The Quiet Man, a new brand partnered with Luxco for distribution, is the first Irish whiskey bottled (and soon, distilled) in Derry, Ireland in more than 100 years. While the distillery is under construction (slated for completion around now, early 2018), the brand sources Irish whiskey with a “high” (undisclosed) malt percentage, and marries the blend in first-fill ex-bourbon barrels.
I felt about the standard bottling that it could do with less watering-down, and along comes a Cask Strength sample for me to verify that assumption! Walsh releases a yearly bottling of the Writers’ Tears Cash Strength (around 2000 bottles a year) with a different label and packaging, and it does not appear to ever make it to the US market. The whiskey is aged in first-fill American oak and bottled without chill filtration. The 2014 edition is a respectable (but not extreme) 53% ABV.
Hazelburn 12 seems to have come into its own. It has funky, oily notes that lovers of Springbank will know well, but paired with honey and vanilla and pear instead of peat. A pleasant, floral-forward malt with a deep complexity.
The Irishman is a brand of sourced Irish blended whiskey released by the very-much-not-a-distillery Walsh Whiskey Distillery Ltd., which also sells the very popular Writers’ Tears. Like Writers’ Tears, this is actually not a “blend” in the typical sense.
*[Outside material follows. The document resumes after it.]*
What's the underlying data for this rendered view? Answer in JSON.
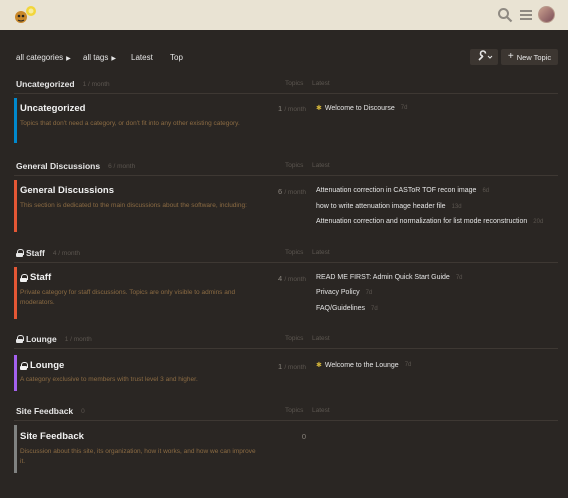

It is a mixture of 70% single malt Irish whiskey with 30% single pot still Irish whiskey, with no column-still grain whiskey in sight.
Produced by the same bottler (NOT distiller) who sells The Irishman blend, Walsh Whiskey Distillery Ltd., Writers’ Tears is a novel vatting of 40% triple-distilled Irish single-malt whiskey “probably” from Cooley (but the source is unknown), and 60% triple-distilled Irish single pot-still whiskey from Midleton, the only distiller of mature single pot-still whiskey — for now!. The vatting is aged for an undisclosed amount of time in ex-bourbon American oak casks and bottled without chill-filtration at 40% ABV.
As a value malt, this has a few ticks in its favor over the Classic, which it is replacing in the permanent Auchentoshan portfolio. $35 is not an unfair price for this light, straightforward NAS malt.
Auchentoshan 18 is a clean, light, elegant malt. That said, it doesn’t show a great deal of improvement over younger Auchentoshan, and seems to be aged in a way that picks up minimal wood.
If this was once Auchentoshan, the sherry monster murdered it and stuffed it in a closet. While Auchentoshan Classic is understated, vanilla, and crisp, this is resinous, sticky-sweet, and overripe. That’s not to say it’s bad.
The basic 8-year is priced quite high for its age, and for me occupies a no man’s land between affordability and cult appeal. If light whisky is your thing, you owe it to yourself to splurge on one of the expressions of Hazelburn. If you like robust and fully-flavored malts, steer clear.
What a satisfying dram. It is delicate and subtle, sweet and crisp. Like a sugary glass of lemonade on a hot day. A little rough and undefined around the edges, no doubt due to its youth, which is also responsible for this whisky’s delightful crispness.